In February, the 48-year-old Colombian was arrested by ICE and placed in deportation proceedings due to a 27-year-old charge for selling drugs for which he pleaded guilty in 1990. He has had a spotless record since then.

Cardona, who suffers from pulmonary complications due to the soot and dust that he inhaled from hazardous waste during his Ground Zero work at the site of the twin towers, told Univision that he struggled with breathing difficulties while in detention.

"They should be more aware, more compassionate, especially towards those people who have served this great nation to some degree," he said.

Cardona remains under an ICE supervision order and it remains unclear why he was suddenly released.
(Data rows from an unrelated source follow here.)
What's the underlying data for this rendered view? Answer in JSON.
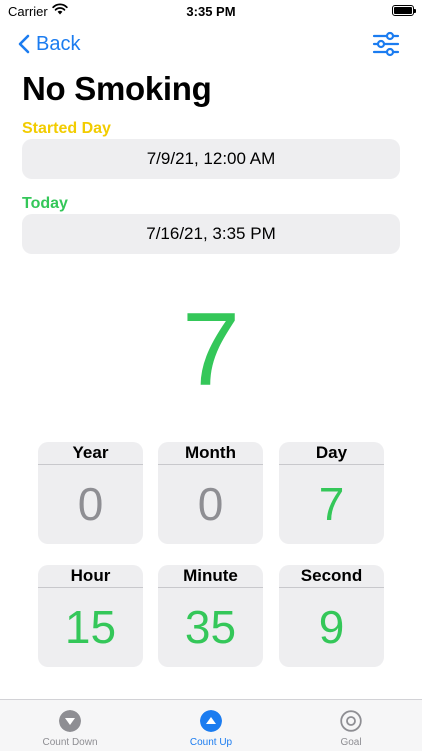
{
  "status_bar": {
    "carrier": "Carrier",
    "time": "3:35 PM"
  },
  "nav": {
    "back_label": "Back"
  },
  "page": {
    "title": "No Smoking"
  },
  "started": {
    "label": "Started Day",
    "value": "7/9/21, 12:00 AM"
  },
  "today": {
    "label": "Today",
    "value": "7/16/21, 3:35 PM"
  },
  "counter": {
    "value": "7"
  },
  "units": [
    {
      "label": "Year",
      "value": "0"
    },
    {
      "label": "Month",
      "value": "0"
    },
    {
      "label": "Day",
      "value": "7"
    },
    {
      "label": "Hour",
      "value": "15"
    },
    {
      "label": "Minute",
      "value": "35"
    },
    {
      "label": "Second",
      "value": "9"
    }
  ],
  "tabs": [
    {
      "label": "Count Down",
      "icon": "arrow-down-circle-icon"
    },
    {
      "label": "Count Up",
      "icon": "arrow-up-circle-icon"
    },
    {
      "label": "Goal",
      "icon": "target-circle-icon"
    }
  ],
  "colors": {
    "accent": "#1b7cf0",
    "started": "#f2cc00",
    "today": "#34c759",
    "zero": "#8e8e93"
  }
}
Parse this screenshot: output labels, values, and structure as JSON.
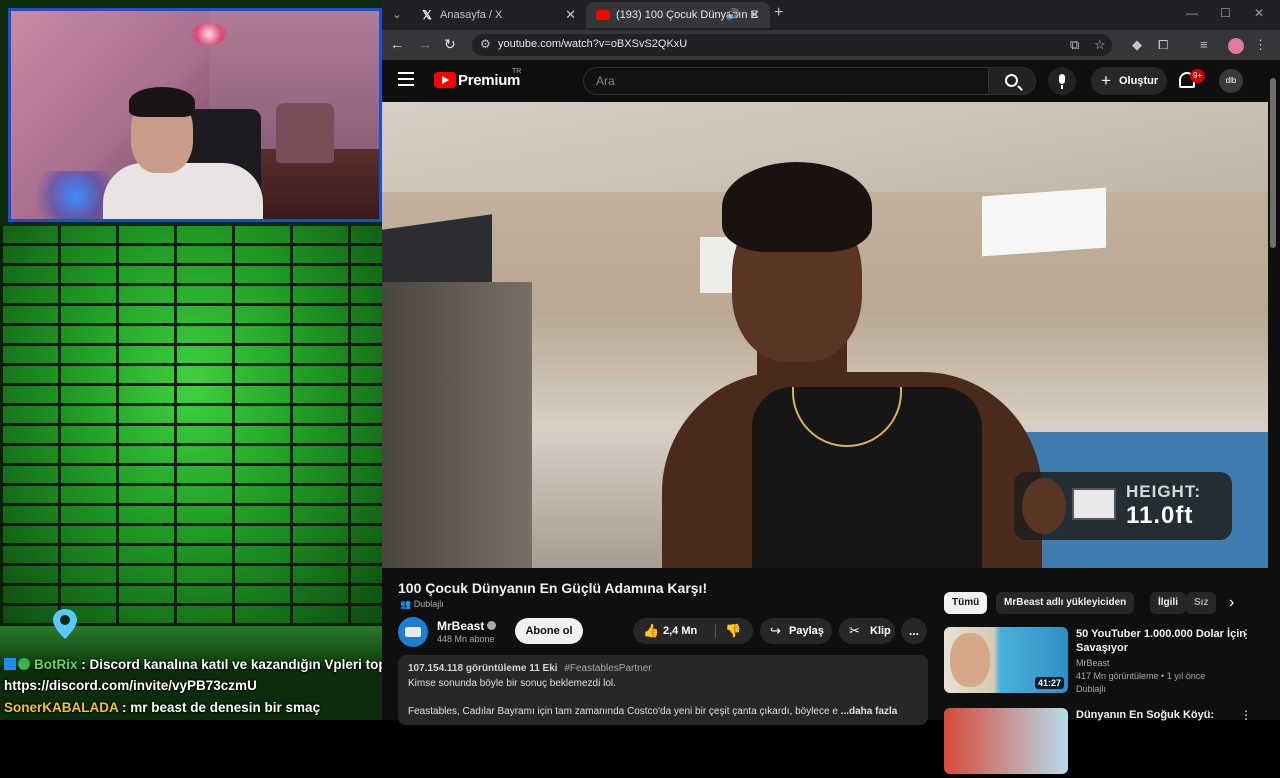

ICE did not return calls seeking an explanation.

After his arrest his daughter and wife launched a legal fight to allow him to stay in the United States.

Last week, New York's Governor Andrew Cuomo granted Carmona clemency. The Cardona family's local congressman, Democrat Joseph Crowley also plans to introduce a bill next week to grant special consideration to undocumented immigrants who helped clear hazardous materials at Ground Zero.

Cardona was part of a cleanup team from Milro Services, a construction firm that helped clear the debris in south Manhattan and was later sued by some of its workers for not paying overtime.

“He’s very much an American,” Rajesh Barua, Cardona’s attorney, told The New York Daily News. Barua filed a lawsuit earlier this month asking a federal judge in Brooklyn to urge the Department of Homeland Security and Citizenship and Immigration Services to expediate their respond to a 2014 request by Cardona seeking to verify his marriage to his wife Liliana, who is a naturalized U.S. citizen.

"A post 9/11 cleanup Volunteer should NOT get deported. Especially if he is sick. Don't just kick out my dad and then not even help him with treatment expenses," his daughter Giselle Cardona, 19, wrote on Facebook about her father's case.

"My father has always been a family man, always provided for us even after my parents divorced," she wrote on "I am his only child, and I can't imagine not having my father by my side every step of the way. My father is just as American as the next guy."

Cardona arrived in the United States aged 17 in 1986. Since 2000, he has faced a deportation order based on his drug conviction. Last February he was arrested during a regular appointment with immigration authorities. He has since been held in a New Jersey detention center.

"I certainly think the circumstances warrant a pardon," Barua said.

His wife told the The New York Daily News, that her husband is depressed. "I can’t believe that this is happening to him after all of the sacrifices he has made. He says he feels like he’s being treated like a criminal," she told the newspaper. "He says he feels he's being treated like a criminal."